**TASK GOAL**
Which of the lines below contain the string "value"? Pull each one out of the data.

**DATA IN THIS EXERCISE**
▼

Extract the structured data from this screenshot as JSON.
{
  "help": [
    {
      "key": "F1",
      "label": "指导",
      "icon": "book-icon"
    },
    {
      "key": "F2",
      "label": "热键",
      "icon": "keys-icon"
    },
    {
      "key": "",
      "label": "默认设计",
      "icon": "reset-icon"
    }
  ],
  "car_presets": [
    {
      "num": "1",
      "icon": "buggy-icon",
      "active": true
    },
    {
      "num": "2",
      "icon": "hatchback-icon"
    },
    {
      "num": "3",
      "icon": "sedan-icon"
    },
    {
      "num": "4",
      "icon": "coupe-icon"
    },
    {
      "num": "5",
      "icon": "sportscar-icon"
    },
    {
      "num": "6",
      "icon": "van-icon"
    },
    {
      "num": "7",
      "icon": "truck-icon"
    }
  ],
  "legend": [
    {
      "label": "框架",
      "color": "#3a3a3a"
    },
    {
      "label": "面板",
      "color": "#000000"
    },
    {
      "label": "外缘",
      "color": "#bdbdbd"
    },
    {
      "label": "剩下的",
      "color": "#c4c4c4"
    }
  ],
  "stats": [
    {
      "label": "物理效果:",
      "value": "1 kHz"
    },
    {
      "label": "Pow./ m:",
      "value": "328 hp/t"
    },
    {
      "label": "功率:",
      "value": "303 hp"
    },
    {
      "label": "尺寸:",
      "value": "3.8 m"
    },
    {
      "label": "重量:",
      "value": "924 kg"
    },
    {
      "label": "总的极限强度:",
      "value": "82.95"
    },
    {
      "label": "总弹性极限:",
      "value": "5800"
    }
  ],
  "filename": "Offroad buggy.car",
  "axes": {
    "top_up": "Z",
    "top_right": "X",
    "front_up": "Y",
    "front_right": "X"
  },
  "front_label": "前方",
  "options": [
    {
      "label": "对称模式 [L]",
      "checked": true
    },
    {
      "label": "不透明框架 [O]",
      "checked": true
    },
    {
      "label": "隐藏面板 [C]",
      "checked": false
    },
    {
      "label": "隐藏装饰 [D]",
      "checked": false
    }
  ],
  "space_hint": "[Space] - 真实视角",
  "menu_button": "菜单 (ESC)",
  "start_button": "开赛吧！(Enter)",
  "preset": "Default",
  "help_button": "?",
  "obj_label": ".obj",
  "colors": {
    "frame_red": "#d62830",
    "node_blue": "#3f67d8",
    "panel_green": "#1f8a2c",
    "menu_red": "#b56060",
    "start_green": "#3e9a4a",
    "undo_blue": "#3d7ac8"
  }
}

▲

**RESULT OF THIS TASK**
      "value": "1 kHz"
      "value": "328 hp/t"
      "value": "303 hp"
      "value": "3.8 m"
      "value": "924 kg"
      "value": "82.95"
      "value": "5800"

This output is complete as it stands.